Do you perceive yourself as a journalist?

No. I think I can practise journalism, on occasion, to varying degrees of success. As can everyone else. The term journalist is an identity statement, and probably best refers to those who practise in journalism full-time, probably professionally, and probably to the exclusion of other jobs. (In the same way that you might to a bit of DIY-carpentry now and again, but wouldn't identify yourself as a carpenter).

Do you follow certain rules of journalistic deontology and ethics while you search, write, edit your news items?

I don't even know what this means.

What benefits, according to you, does or will citizen journalism bring to traditional journalism?

I think it will help to keep traditional journalism honest - catching out those who lie, mislead or make mistakes. It will give rise to new stories which bubble-up through citizen-journalism networks. Here, traditional media is in danger of being slow on the uptake, missing stories and reporting them too slowly and shallowly, but done right, traditional media can give these stories new audiences, and act as a trusted hub who can add value by supplying extra reporting resources and institutional muscle (taking a citizen-reported story, for example, and demanding answers from high-level people).

Describe me your experience with BBC.

As described above, and my sum-up piece for the BBC, I focused most of my attention on the kinds of reporting that Wikinews was doing - and helped to write and edit stories for that website, using a combination of primary and secondary sources.

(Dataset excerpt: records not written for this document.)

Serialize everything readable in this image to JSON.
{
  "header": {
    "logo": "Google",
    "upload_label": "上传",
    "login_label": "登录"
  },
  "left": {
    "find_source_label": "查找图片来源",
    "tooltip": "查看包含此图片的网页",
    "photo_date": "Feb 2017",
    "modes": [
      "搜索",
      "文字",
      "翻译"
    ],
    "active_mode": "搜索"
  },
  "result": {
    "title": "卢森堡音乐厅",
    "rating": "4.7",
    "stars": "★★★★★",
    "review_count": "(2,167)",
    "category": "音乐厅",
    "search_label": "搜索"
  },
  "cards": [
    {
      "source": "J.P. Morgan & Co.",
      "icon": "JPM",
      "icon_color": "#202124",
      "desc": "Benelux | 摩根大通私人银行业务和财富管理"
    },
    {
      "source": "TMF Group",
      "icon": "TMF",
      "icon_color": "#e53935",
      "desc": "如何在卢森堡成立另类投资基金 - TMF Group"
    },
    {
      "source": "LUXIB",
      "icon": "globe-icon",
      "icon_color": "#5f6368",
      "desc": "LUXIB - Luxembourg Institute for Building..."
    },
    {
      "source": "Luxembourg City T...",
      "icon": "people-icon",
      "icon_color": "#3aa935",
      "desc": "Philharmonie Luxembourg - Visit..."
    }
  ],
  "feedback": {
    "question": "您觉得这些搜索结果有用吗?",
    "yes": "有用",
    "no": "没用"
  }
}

In addition, I did some interviews, talked to people within the BBC, and did some general research on citizen journalism practises.

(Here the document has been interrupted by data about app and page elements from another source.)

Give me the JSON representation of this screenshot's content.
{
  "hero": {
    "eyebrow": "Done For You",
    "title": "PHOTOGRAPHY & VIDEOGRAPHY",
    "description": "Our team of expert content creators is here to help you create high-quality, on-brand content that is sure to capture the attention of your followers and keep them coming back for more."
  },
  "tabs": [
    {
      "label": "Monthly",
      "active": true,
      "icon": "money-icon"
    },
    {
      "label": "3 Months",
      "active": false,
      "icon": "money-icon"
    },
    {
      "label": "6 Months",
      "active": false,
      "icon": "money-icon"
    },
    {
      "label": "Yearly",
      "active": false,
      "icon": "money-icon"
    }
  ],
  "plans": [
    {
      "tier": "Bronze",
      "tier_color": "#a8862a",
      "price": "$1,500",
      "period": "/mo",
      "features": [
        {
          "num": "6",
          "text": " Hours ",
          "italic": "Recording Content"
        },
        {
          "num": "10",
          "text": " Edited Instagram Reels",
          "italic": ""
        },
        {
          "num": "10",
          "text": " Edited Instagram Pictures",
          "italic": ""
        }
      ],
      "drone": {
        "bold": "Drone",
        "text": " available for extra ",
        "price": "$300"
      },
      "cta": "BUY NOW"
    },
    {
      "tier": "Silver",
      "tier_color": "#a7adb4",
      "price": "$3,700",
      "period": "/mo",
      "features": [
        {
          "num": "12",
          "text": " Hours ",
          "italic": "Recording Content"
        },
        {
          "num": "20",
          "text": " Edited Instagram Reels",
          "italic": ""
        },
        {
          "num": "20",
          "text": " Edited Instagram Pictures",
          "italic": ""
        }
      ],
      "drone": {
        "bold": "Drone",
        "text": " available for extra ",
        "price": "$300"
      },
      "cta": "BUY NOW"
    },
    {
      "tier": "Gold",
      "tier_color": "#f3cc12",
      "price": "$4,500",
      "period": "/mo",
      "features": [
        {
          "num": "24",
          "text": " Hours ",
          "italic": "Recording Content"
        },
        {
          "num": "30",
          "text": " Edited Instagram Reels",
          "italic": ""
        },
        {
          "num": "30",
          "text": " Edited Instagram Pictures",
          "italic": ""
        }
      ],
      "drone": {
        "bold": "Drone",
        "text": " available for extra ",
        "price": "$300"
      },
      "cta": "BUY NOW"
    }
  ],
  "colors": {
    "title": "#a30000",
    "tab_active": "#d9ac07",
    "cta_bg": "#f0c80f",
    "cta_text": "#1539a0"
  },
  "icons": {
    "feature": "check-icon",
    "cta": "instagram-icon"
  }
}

One of the things that surprised me perhaps more than it should have was the kind of environment that the BBC News Online office is. Whilst the website news is all produced there, most of the content was generated by newsgathering teams, correspondents, newswires and freelancers. This is, of course, because news doesn't happen in an office, but out in the world, where people are. This limits the role of journalists writing stories all day to the use of secondary sources (other agencies, reporters and so on) and primary sources that happen to originate on the web (which, for press-release driven stories, or internet phenomena, is quite a few). One interesting observation from this is how little source-reporting actually gets published. With the internet being all about the link, and citizen journalism being partly about transparency, being able to point to your source documents, material, notes and so on, is a powerful practice that is common in citizen journalism networks but largely absent from mainstream media outlets.

How does BBC perceive citizen journalism? Are they willing to adopt such practices?

I don't think I can answer for the BBC, but I don't think their aim is to adopt such practices themselves, but to better understand citizen journalism (hence their collaboration with me), and to work with facets of citizen journalism in order to better their own offering. They are, for example, already hugely successful in gathering user-generated photos, videos and reporting from major news events, and to some extent in picking up on citizen-originated stories.

How do you predict the future of citizen journalism?

I think, with more people connected to online networks (which enable the rapid spread of information), more people equipped with pervasive documenting tools (cameraphones, digital cameras, etc), and more people concerned with the news (due to the general intensifying of politics and conflict), citizen journalism as an activity will grow and grow. I don't think this will happen as a revolution, but as a natural progression - we will come to expect that news which doesn't happen behind closed doors should be well documented, reported and analysed by the wider community of journalists and non-journalists alike.